| What you should do |
What you return should match the data below exactly, line for line.

++++ Dataset records

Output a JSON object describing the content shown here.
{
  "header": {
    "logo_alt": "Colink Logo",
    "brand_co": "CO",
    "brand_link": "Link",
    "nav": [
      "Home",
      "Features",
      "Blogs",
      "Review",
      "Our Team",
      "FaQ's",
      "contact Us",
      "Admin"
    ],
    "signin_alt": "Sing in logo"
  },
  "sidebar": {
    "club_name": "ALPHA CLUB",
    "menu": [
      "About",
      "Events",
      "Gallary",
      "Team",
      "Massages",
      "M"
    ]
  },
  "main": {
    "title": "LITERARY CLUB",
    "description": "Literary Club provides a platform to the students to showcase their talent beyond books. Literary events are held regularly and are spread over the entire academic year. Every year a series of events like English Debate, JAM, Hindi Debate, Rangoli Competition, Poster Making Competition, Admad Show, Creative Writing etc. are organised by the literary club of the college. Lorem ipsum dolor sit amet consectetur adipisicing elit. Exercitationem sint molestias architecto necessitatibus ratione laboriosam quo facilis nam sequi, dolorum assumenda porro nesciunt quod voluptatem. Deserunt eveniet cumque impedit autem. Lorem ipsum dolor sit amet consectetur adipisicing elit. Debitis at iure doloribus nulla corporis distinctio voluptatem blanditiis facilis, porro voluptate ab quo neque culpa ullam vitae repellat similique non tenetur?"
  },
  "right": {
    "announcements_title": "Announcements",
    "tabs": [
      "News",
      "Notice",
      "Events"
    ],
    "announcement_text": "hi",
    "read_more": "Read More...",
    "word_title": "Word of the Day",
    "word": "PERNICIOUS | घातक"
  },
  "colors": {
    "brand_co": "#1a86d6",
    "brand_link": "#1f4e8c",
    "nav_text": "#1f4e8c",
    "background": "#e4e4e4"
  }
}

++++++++

| Response to the exercise |
Output a JSON object describing the content shown here.
{
  "header": {
    "logo_alt": "Colink Logo",
    "brand_co": "CO",
    "brand_link": "Link",
    "nav": [
      "Home",
      "Features",
      "Blogs",
      "Review",
      "Our Team",
      "FaQ's",
      "contact Us",
      "Admin"
    ],
    "signin_alt": "Sing in logo"
  },
  "sidebar": {
    "club_name": "ALPHA CLUB",
    "menu": [
      "About",
      "Events",
      "Gallary",
      "Team",
      "Massages",
      "M"
    ]
  },
  "main": {
    "title": "LITERARY CLUB",
    "description": "Literary Club provides a platform to the students to showcase their talent beyond books. Literary events are held regularly and are spread over the entire academic year. Every year a series of events like English Debate, JAM, Hindi Debate, Rangoli Competition, Poster Making Competition, Admad Show, Creative Writing etc. are organised by the literary club of the college. Lorem ipsum dolor sit amet consectetur adipisicing elit. Exercitationem sint molestias architecto necessitatibus ratione laboriosam quo facilis nam sequi, dolorum assumenda porro nesciunt quod voluptatem. Deserunt eveniet cumque impedit autem. Lorem ipsum dolor sit amet consectetur adipisicing elit. Debitis at iure doloribus nulla corporis distinctio voluptatem blanditiis facilis, porro voluptate ab quo neque culpa ullam vitae repellat similique non tenetur?"
  },
  "right": {
    "announcements_title": "Announcements",
    "tabs": [
      "News",
      "Notice",
      "Events"
    ],
    "announcement_text": "hi",
    "read_more": "Read More...",
    "word_title": "Word of the Day",
    "word": "PERNICIOUS | घातक"
  },
  "colors": {
    "brand_co": "#1a86d6",
    "brand_link": "#1f4e8c",
    "nav_text": "#1f4e8c",
    "background": "#e4e4e4"
  }
}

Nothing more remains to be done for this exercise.